In the Glass

Zinfandel commonly features a bold, plush texture and notes of dark plum, blackberry, sweet spice, black pepper, dark chocolate, leather, and licorice, and can often be described as “jammy” and a little bit sweet. Very ripe examples may express a hint of dried fruit like raisin, fig, or prune. Despite its significant alcohol and weight, Zinfandel has very smooth, gentle tannins.

Perfect Pairings

Zinfandel is a powerfully flavored wine, mingling happily with bold food like brisket, lamb shanks, pork ribs, or anything barbecued. If care is taken with regards to alcohol levels, Zinfandel’s hint of sweetness can work well with milder Indian-spiced dishes like lamb curry.

Sommelier Secret

Thanks to its popularity both for home winemaking and as communion wine, many Zinfandel vines were able to survive prohibition, leading to the abundance of "old vine" Zinfandels.
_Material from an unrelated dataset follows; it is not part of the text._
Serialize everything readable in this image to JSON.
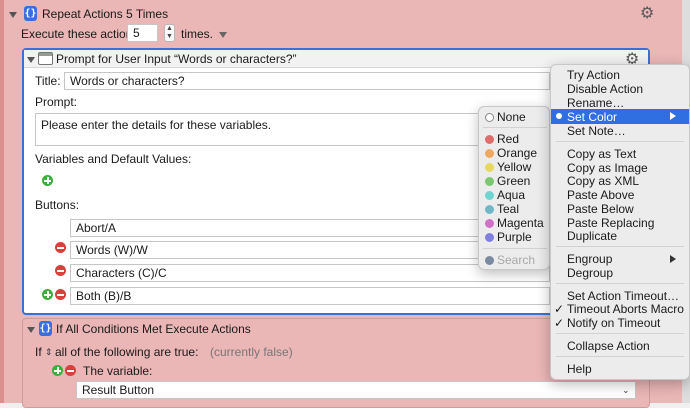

These low-yielding vines tend to produce wine that is concentrated, complex, and elegant.

DOB139810_2010 Item# 139810